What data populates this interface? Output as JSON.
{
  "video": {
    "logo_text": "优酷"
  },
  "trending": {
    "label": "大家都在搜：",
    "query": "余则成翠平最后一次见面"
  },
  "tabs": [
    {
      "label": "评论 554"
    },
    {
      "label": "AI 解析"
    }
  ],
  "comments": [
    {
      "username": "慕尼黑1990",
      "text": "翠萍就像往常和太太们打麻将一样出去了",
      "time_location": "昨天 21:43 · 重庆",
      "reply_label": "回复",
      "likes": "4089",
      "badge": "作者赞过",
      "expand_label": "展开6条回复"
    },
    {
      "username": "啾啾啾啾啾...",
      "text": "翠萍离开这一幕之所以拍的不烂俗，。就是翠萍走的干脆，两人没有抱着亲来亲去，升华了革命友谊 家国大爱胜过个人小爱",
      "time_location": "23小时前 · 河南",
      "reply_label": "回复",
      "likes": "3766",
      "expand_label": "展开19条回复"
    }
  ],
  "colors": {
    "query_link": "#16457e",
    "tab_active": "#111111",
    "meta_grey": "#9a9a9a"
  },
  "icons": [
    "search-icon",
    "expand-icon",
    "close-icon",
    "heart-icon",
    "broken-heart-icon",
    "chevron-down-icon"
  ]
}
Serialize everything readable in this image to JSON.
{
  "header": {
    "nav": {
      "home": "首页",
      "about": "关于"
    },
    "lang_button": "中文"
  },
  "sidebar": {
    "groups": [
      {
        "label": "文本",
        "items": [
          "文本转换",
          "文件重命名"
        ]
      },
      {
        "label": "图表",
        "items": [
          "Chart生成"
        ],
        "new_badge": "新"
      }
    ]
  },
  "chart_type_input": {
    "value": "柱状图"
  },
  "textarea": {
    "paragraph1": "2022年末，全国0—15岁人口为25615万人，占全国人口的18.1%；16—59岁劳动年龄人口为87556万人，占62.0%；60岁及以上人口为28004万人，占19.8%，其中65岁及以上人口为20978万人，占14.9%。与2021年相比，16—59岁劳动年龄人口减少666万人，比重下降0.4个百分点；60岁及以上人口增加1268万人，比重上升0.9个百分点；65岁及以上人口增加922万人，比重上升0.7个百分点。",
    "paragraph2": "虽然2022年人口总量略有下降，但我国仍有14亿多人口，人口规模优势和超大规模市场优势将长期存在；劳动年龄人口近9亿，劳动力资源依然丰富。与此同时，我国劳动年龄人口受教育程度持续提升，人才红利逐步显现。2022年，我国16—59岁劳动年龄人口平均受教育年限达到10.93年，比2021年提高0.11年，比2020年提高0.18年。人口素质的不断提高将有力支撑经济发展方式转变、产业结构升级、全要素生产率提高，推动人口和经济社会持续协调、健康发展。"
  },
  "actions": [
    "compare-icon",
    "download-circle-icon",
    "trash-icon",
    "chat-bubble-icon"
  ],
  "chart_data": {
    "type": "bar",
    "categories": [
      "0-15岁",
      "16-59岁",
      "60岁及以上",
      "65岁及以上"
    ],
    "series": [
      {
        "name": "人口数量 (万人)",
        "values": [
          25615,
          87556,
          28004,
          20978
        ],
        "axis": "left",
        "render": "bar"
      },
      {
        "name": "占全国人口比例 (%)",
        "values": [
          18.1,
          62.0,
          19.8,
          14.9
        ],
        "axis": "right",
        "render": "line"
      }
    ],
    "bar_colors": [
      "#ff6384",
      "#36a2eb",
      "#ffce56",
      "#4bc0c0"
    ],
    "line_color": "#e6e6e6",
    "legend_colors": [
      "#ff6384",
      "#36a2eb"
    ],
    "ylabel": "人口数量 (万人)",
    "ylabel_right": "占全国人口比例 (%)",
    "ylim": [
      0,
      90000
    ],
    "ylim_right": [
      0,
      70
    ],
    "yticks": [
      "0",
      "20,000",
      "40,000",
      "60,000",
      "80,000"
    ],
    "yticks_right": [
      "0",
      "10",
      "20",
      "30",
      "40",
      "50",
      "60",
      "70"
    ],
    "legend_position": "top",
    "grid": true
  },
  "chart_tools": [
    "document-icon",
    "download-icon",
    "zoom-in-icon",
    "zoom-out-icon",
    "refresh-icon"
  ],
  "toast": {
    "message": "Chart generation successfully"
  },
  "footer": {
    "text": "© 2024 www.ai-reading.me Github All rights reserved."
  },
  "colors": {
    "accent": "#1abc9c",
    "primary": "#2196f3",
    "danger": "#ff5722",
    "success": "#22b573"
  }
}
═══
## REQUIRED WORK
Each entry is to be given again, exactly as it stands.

## TASK RESPONSE
What data populates this interface? Output as JSON.
{
  "video": {
    "logo_text": "优酷"
  },
  "trending": {
    "label": "大家都在搜：",
    "query": "余则成翠平最后一次见面"
  },
  "tabs": [
    {
      "label": "评论 554"
    },
    {
      "label": "AI 解析"
    }
  ],
  "comments": [
    {
      "username": "慕尼黑1990",
      "text": "翠萍就像往常和太太们打麻将一样出去了",
      "time_location": "昨天 21:43 · 重庆",
      "reply_label": "回复",
      "likes": "4089",
      "badge": "作者赞过",
      "expand_label": "展开6条回复"
    },
    {
      "username": "啾啾啾啾啾...",
      "text": "翠萍离开这一幕之所以拍的不烂俗，。就是翠萍走的干脆，两人没有抱着亲来亲去，升华了革命友谊 家国大爱胜过个人小爱",
      "time_location": "23小时前 · 河南",
      "reply_label": "回复",
      "likes": "3766",
      "expand_label": "展开19条回复"
    }
  ],
  "colors": {
    "query_link": "#16457e",
    "tab_active": "#111111",
    "meta_grey": "#9a9a9a"
  },
  "icons": [
    "search-icon",
    "expand-icon",
    "close-icon",
    "heart-icon",
    "broken-heart-icon",
    "chevron-down-icon"
  ]
}
Serialize everything readable in this image to JSON.
{
  "header": {
    "nav": {
      "home": "首页",
      "about": "关于"
    },
    "lang_button": "中文"
  },
  "sidebar": {
    "groups": [
      {
        "label": "文本",
        "items": [
          "文本转换",
          "文件重命名"
        ]
      },
      {
        "label": "图表",
        "items": [
          "Chart生成"
        ],
        "new_badge": "新"
      }
    ]
  },
  "chart_type_input": {
    "value": "柱状图"
  },
  "textarea": {
    "paragraph1": "2022年末，全国0—15岁人口为25615万人，占全国人口的18.1%；16—59岁劳动年龄人口为87556万人，占62.0%；60岁及以上人口为28004万人，占19.8%，其中65岁及以上人口为20978万人，占14.9%。与2021年相比，16—59岁劳动年龄人口减少666万人，比重下降0.4个百分点；60岁及以上人口增加1268万人，比重上升0.9个百分点；65岁及以上人口增加922万人，比重上升0.7个百分点。",
    "paragraph2": "虽然2022年人口总量略有下降，但我国仍有14亿多人口，人口规模优势和超大规模市场优势将长期存在；劳动年龄人口近9亿，劳动力资源依然丰富。与此同时，我国劳动年龄人口受教育程度持续提升，人才红利逐步显现。2022年，我国16—59岁劳动年龄人口平均受教育年限达到10.93年，比2021年提高0.11年，比2020年提高0.18年。人口素质的不断提高将有力支撑经济发展方式转变、产业结构升级、全要素生产率提高，推动人口和经济社会持续协调、健康发展。"
  },
  "actions": [
    "compare-icon",
    "download-circle-icon",
    "trash-icon",
    "chat-bubble-icon"
  ],
  "chart_data": {
    "type": "bar",
    "categories": [
      "0-15岁",
      "16-59岁",
      "60岁及以上",
      "65岁及以上"
    ],
    "series": [
      {
        "name": "人口数量 (万人)",
        "values": [
          25615,
          87556,
          28004,
          20978
        ],
        "axis": "left",
        "render": "bar"
      },
      {
        "name": "占全国人口比例 (%)",
        "values": [
          18.1,
          62.0,
          19.8,
          14.9
        ],
        "axis": "right",
        "render": "line"
      }
    ],
    "bar_colors": [
      "#ff6384",
      "#36a2eb",
      "#ffce56",
      "#4bc0c0"
    ],
    "line_color": "#e6e6e6",
    "legend_colors": [
      "#ff6384",
      "#36a2eb"
    ],
    "ylabel": "人口数量 (万人)",
    "ylabel_right": "占全国人口比例 (%)",
    "ylim": [
      0,
      90000
    ],
    "ylim_right": [
      0,
      70
    ],
    "yticks": [
      "0",
      "20,000",
      "40,000",
      "60,000",
      "80,000"
    ],
    "yticks_right": [
      "0",
      "10",
      "20",
      "30",
      "40",
      "50",
      "60",
      "70"
    ],
    "legend_position": "top",
    "grid": true
  },
  "chart_tools": [
    "document-icon",
    "download-icon",
    "zoom-in-icon",
    "zoom-out-icon",
    "refresh-icon"
  ],
  "toast": {
    "message": "Chart generation successfully"
  },
  "footer": {
    "text": "© 2024 www.ai-reading.me Github All rights reserved."
  },
  "colors": {
    "accent": "#1abc9c",
    "primary": "#2196f3",
    "danger": "#ff5722",
    "success": "#22b573"
  }
}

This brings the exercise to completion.